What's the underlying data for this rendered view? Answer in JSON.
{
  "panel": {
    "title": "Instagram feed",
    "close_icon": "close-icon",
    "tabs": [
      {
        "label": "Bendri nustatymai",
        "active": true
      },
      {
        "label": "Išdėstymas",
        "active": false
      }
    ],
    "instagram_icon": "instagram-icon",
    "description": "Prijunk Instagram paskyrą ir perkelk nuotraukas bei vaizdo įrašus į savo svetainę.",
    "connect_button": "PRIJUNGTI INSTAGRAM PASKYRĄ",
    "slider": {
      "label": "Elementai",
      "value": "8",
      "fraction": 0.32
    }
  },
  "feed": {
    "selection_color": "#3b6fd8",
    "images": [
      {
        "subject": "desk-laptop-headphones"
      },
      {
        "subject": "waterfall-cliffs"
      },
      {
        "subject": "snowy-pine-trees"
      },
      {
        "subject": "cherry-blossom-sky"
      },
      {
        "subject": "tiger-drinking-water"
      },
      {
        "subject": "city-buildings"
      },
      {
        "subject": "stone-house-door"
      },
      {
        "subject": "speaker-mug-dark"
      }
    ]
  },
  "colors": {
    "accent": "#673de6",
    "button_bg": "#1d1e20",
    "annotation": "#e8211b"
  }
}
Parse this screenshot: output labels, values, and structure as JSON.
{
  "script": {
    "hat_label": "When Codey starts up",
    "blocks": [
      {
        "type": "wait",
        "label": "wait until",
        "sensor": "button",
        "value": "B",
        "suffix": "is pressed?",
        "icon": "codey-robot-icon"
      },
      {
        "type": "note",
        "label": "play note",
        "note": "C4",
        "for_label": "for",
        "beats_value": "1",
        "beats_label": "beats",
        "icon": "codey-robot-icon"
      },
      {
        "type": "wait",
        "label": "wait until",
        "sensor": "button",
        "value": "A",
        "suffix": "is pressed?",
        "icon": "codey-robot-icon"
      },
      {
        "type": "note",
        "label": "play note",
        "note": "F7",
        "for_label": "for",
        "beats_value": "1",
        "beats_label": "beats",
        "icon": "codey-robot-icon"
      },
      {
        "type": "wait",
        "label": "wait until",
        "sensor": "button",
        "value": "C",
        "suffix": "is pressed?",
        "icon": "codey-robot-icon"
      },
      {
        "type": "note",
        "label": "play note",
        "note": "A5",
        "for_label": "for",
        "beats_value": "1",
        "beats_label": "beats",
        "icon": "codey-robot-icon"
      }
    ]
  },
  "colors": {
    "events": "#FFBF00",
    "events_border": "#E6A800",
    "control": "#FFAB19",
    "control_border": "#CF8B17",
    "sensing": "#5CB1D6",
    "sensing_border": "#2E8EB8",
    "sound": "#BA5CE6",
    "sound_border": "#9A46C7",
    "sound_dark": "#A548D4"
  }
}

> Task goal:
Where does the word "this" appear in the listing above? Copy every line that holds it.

> Reply to the exercise:
What's the underlying data for this rendered view? Answer in JSON.
Parse this screenshot: output labels, values, and structure as JSON.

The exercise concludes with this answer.